Retype the data below, every word of it, exactly.

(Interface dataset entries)
↓↓↓

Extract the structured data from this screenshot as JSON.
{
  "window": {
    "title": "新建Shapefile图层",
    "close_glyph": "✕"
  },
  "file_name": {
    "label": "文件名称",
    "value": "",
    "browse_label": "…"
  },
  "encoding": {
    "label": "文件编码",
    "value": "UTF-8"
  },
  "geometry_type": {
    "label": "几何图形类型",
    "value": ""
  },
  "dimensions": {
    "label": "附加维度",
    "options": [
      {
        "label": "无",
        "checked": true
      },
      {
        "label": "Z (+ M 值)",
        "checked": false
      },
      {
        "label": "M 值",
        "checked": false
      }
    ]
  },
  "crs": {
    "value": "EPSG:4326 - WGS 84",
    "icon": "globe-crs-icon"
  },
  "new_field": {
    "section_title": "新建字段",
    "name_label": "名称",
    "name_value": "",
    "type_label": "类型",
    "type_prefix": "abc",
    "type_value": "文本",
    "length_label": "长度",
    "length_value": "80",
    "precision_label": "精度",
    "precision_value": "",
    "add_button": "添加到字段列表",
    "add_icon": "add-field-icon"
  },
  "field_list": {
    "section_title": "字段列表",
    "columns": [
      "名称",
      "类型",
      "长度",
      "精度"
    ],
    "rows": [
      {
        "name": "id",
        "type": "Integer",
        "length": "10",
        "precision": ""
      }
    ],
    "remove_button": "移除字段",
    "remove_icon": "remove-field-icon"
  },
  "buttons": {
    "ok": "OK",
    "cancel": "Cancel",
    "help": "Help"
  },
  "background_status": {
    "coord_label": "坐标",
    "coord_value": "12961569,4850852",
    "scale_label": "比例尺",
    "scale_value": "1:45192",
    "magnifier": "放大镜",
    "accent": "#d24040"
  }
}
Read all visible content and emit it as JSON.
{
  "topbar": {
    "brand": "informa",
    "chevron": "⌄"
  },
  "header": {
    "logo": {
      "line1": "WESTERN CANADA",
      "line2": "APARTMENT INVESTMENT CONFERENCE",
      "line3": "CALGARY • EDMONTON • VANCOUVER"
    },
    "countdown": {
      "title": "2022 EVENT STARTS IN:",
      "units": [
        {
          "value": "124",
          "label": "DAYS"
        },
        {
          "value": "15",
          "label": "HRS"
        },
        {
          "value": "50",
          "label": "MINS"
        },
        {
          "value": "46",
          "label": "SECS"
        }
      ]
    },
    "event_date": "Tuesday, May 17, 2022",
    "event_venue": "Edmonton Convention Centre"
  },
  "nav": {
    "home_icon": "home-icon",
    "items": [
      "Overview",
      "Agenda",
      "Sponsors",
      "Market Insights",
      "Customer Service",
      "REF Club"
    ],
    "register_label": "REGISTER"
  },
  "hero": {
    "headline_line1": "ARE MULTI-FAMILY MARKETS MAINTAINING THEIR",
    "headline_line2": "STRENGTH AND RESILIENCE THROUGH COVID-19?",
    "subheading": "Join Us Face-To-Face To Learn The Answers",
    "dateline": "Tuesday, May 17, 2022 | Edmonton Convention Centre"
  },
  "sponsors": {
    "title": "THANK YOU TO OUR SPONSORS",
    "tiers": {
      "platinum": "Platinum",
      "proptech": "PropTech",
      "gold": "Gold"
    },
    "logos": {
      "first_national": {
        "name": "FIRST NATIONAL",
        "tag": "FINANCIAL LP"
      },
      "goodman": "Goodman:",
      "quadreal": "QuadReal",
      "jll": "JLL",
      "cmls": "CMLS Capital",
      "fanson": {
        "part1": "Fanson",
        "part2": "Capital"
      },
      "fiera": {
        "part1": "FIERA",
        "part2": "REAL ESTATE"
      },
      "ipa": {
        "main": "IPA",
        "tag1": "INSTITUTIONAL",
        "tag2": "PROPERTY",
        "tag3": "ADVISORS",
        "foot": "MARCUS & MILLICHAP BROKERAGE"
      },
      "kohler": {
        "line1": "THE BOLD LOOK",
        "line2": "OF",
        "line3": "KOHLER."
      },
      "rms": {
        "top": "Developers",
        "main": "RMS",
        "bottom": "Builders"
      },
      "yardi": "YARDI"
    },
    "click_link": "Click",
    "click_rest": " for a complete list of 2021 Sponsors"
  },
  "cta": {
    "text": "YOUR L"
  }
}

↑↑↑

▶ [REPLY TO THE TASK]:
Extract the structured data from this screenshot as JSON.
{
  "window": {
    "title": "新建Shapefile图层",
    "close_glyph": "✕"
  },
  "file_name": {
    "label": "文件名称",
    "value": "",
    "browse_label": "…"
  },
  "encoding": {
    "label": "文件编码",
    "value": "UTF-8"
  },
  "geometry_type": {
    "label": "几何图形类型",
    "value": ""
  },
  "dimensions": {
    "label": "附加维度",
    "options": [
      {
        "label": "无",
        "checked": true
      },
      {
        "label": "Z (+ M 值)",
        "checked": false
      },
      {
        "label": "M 值",
        "checked": false
      }
    ]
  },
  "crs": {
    "value": "EPSG:4326 - WGS 84",
    "icon": "globe-crs-icon"
  },
  "new_field": {
    "section_title": "新建字段",
    "name_label": "名称",
    "name_value": "",
    "type_label": "类型",
    "type_prefix": "abc",
    "type_value": "文本",
    "length_label": "长度",
    "length_value": "80",
    "precision_label": "精度",
    "precision_value": "",
    "add_button": "添加到字段列表",
    "add_icon": "add-field-icon"
  },
  "field_list": {
    "section_title": "字段列表",
    "columns": [
      "名称",
      "类型",
      "长度",
      "精度"
    ],
    "rows": [
      {
        "name": "id",
        "type": "Integer",
        "length": "10",
        "precision": ""
      }
    ],
    "remove_button": "移除字段",
    "remove_icon": "remove-field-icon"
  },
  "buttons": {
    "ok": "OK",
    "cancel": "Cancel",
    "help": "Help"
  },
  "background_status": {
    "coord_label": "坐标",
    "coord_value": "12961569,4850852",
    "scale_label": "比例尺",
    "scale_value": "1:45192",
    "magnifier": "放大镜",
    "accent": "#d24040"
  }
}
Read all visible content and emit it as JSON.
{
  "topbar": {
    "brand": "informa",
    "chevron": "⌄"
  },
  "header": {
    "logo": {
      "line1": "WESTERN CANADA",
      "line2": "APARTMENT INVESTMENT CONFERENCE",
      "line3": "CALGARY • EDMONTON • VANCOUVER"
    },
    "countdown": {
      "title": "2022 EVENT STARTS IN:",
      "units": [
        {
          "value": "124",
          "label": "DAYS"
        },
        {
          "value": "15",
          "label": "HRS"
        },
        {
          "value": "50",
          "label": "MINS"
        },
        {
          "value": "46",
          "label": "SECS"
        }
      ]
    },
    "event_date": "Tuesday, May 17, 2022",
    "event_venue": "Edmonton Convention Centre"
  },
  "nav": {
    "home_icon": "home-icon",
    "items": [
      "Overview",
      "Agenda",
      "Sponsors",
      "Market Insights",
      "Customer Service",
      "REF Club"
    ],
    "register_label": "REGISTER"
  },
  "hero": {
    "headline_line1": "ARE MULTI-FAMILY MARKETS MAINTAINING THEIR",
    "headline_line2": "STRENGTH AND RESILIENCE THROUGH COVID-19?",
    "subheading": "Join Us Face-To-Face To Learn The Answers",
    "dateline": "Tuesday, May 17, 2022 | Edmonton Convention Centre"
  },
  "sponsors": {
    "title": "THANK YOU TO OUR SPONSORS",
    "tiers": {
      "platinum": "Platinum",
      "proptech": "PropTech",
      "gold": "Gold"
    },
    "logos": {
      "first_national": {
        "name": "FIRST NATIONAL",
        "tag": "FINANCIAL LP"
      },
      "goodman": "Goodman:",
      "quadreal": "QuadReal",
      "jll": "JLL",
      "cmls": "CMLS Capital",
      "fanson": {
        "part1": "Fanson",
        "part2": "Capital"
      },
      "fiera": {
        "part1": "FIERA",
        "part2": "REAL ESTATE"
      },
      "ipa": {
        "main": "IPA",
        "tag1": "INSTITUTIONAL",
        "tag2": "PROPERTY",
        "tag3": "ADVISORS",
        "foot": "MARCUS & MILLICHAP BROKERAGE"
      },
      "kohler": {
        "line1": "THE BOLD LOOK",
        "line2": "OF",
        "line3": "KOHLER."
      },
      "rms": {
        "top": "Developers",
        "main": "RMS",
        "bottom": "Builders"
      },
      "yardi": "YARDI"
    },
    "click_link": "Click",
    "click_rest": " for a complete list of 2021 Sponsors"
  },
  "cta": {
    "text": "YOUR L"
  }
}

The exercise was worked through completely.